So, women, in this case, are working twice as hard as the men because our male players don’t necessarily have to break any social or cultural barriers. This is not to give the impression that women are somehow being stopped by their families or the environment for them to play isn’t conducive because there are women’s teams all over the country. However, it isn’t a norm. While attitudes are starting to change, women in Pakistan playing rugby is like walking into an elitist ball with a huge purple Mohawk and a leather jacket. It’s still a bit of an oddity but the players and coaching staff are trying to educate the masses rather than act rebellious.
And this would’ve been the obvious conclusion for anyone who would have read this far.
In a country with 45% of children suffering from stunted growth, primarily due to rampant corruption and extraordinary incompetence, producing competitive, world-class players is still a huge feat. Our girls have been competing in international tournaments, the world over. They’re now taking part in the Asia Rugby tournament being held in Brunei. Asia Rugby, incidentally, has reached an understanding with the Pakistan Rugby Union to promote the latter.
This post may seem boring to some because it hasn’t included any mention of buzzwords or terms like “women empowerment”, “gender equality”, “fighting the patriarchy” that are really trendy, these days. But the fact is that it’d be unrealistic to pretend women rugby players can have a role in any of that, at least, for the time being.
This doesn’t mean that they’re not trying or the media isn’t giving them their due coverage. They get their proportionate share on local news and there are new entrants coming from all kinds of socioeconomic and regional backgrounds in teams all over Pakistan.
If we really wish to use the aforementioned terms, maybe we can look at cricket because that sport overshadows all others in the country. This holds true until rugby gets the same kind of funding, audiences, coverage, etc.

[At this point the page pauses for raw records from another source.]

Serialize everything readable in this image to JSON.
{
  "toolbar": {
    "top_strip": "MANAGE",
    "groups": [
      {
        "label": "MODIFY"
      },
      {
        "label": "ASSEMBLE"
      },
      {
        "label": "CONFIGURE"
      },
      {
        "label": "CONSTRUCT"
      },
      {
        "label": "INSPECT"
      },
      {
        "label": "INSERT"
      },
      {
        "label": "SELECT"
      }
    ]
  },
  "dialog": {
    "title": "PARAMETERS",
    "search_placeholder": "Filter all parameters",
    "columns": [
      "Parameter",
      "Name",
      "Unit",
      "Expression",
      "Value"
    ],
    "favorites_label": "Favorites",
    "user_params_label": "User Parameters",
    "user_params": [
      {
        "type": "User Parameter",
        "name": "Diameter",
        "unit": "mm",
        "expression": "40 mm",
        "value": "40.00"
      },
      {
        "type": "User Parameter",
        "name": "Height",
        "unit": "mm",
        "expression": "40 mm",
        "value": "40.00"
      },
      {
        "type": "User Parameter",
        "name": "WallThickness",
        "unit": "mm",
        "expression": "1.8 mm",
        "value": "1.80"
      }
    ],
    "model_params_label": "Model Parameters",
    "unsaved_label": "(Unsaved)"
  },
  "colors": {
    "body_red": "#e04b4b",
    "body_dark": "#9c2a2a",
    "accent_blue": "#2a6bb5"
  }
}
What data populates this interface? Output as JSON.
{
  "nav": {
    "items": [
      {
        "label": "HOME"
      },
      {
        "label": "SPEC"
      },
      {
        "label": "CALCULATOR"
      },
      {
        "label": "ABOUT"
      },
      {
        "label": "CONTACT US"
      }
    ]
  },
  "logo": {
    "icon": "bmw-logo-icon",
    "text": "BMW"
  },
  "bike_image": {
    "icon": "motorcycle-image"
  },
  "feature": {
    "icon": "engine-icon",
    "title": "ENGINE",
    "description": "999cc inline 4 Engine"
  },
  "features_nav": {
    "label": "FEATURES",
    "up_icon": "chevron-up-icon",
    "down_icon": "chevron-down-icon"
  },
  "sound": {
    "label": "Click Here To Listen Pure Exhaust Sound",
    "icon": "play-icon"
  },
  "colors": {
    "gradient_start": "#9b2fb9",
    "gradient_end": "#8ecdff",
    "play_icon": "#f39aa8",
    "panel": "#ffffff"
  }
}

That can only happen when our pool of players increases and that requires some fundamental changes in our society, as a whole; not just the sport, itself.
But since societal changes is an issue that goes far beyond the scope of this blog post, lets consider some recommendations for both versions of the sport in some very simple terms: tournaments, leagues and live broadcasts.
People won’t know about the sport or the players till they get coverage. For coverage, there needs to be something going on like tournaments and leagues for which, in turn, you need sponsors. But sponsors won’t show up till there’s some airtime booked, in advance, where they can reach a greater audience for their company.
Seems like everything comes back full circle to coverage and the promotion of the sport is directly linked to it. Fortunately, the country already has a national sports channel but it is far more concerned with highlights that they play like daytime soap opera re-runs that no one wants to watch.
Audiences would much rather watch something a bit different and unique; you know, something like rugby. We can only hope they understand.